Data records
------------
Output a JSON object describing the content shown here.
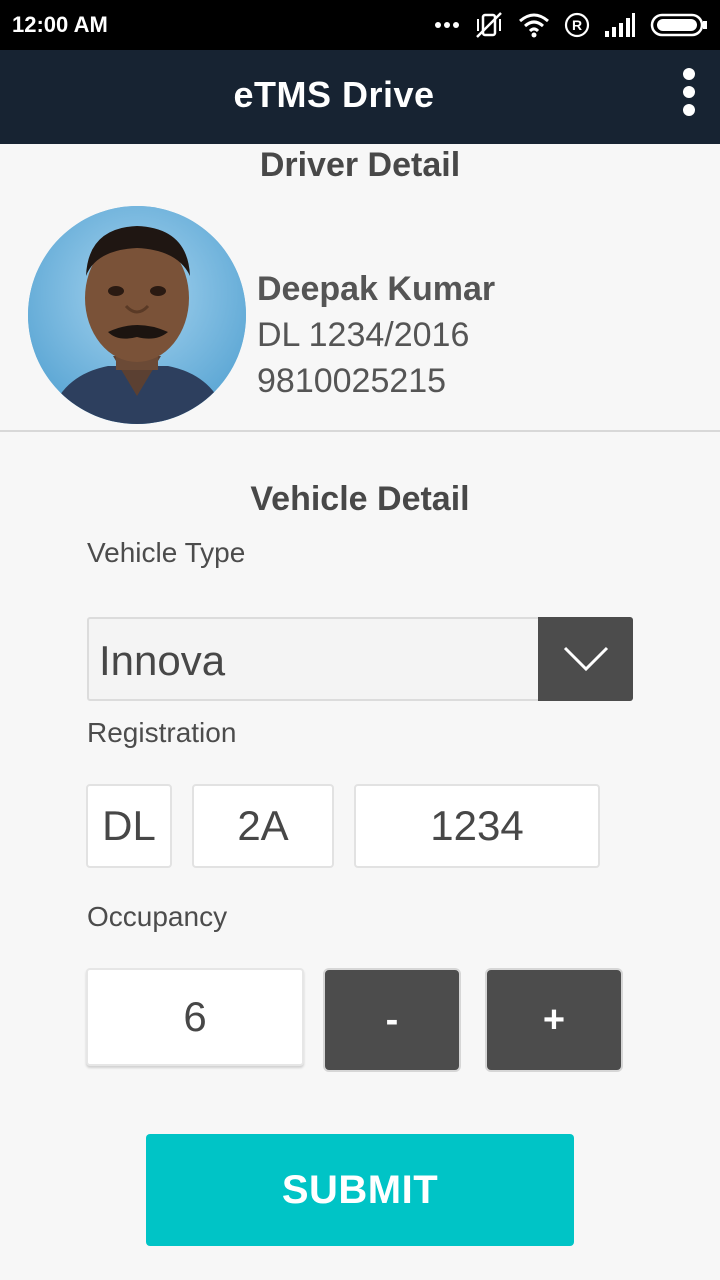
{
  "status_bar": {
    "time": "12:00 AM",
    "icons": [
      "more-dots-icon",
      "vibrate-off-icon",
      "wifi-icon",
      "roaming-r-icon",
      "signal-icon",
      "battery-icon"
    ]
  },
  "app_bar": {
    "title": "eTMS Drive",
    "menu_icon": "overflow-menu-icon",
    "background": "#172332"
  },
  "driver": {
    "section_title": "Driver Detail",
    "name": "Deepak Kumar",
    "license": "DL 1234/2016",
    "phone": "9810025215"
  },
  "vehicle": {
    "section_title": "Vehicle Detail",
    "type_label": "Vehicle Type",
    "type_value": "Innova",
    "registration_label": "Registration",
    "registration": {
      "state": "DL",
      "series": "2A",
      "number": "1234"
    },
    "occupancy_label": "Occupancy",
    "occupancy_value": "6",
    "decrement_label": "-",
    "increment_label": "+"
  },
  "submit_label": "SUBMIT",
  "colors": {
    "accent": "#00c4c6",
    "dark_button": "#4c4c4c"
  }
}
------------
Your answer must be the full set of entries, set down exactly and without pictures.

■ **Written response**:
Output a JSON object describing the content shown here.
{
  "status_bar": {
    "time": "12:00 AM",
    "icons": [
      "more-dots-icon",
      "vibrate-off-icon",
      "wifi-icon",
      "roaming-r-icon",
      "signal-icon",
      "battery-icon"
    ]
  },
  "app_bar": {
    "title": "eTMS Drive",
    "menu_icon": "overflow-menu-icon",
    "background": "#172332"
  },
  "driver": {
    "section_title": "Driver Detail",
    "name": "Deepak Kumar",
    "license": "DL 1234/2016",
    "phone": "9810025215"
  },
  "vehicle": {
    "section_title": "Vehicle Detail",
    "type_label": "Vehicle Type",
    "type_value": "Innova",
    "registration_label": "Registration",
    "registration": {
      "state": "DL",
      "series": "2A",
      "number": "1234"
    },
    "occupancy_label": "Occupancy",
    "occupancy_value": "6",
    "decrement_label": "-",
    "increment_label": "+"
  },
  "submit_label": "SUBMIT",
  "colors": {
    "accent": "#00c4c6",
    "dark_button": "#4c4c4c"
  }
}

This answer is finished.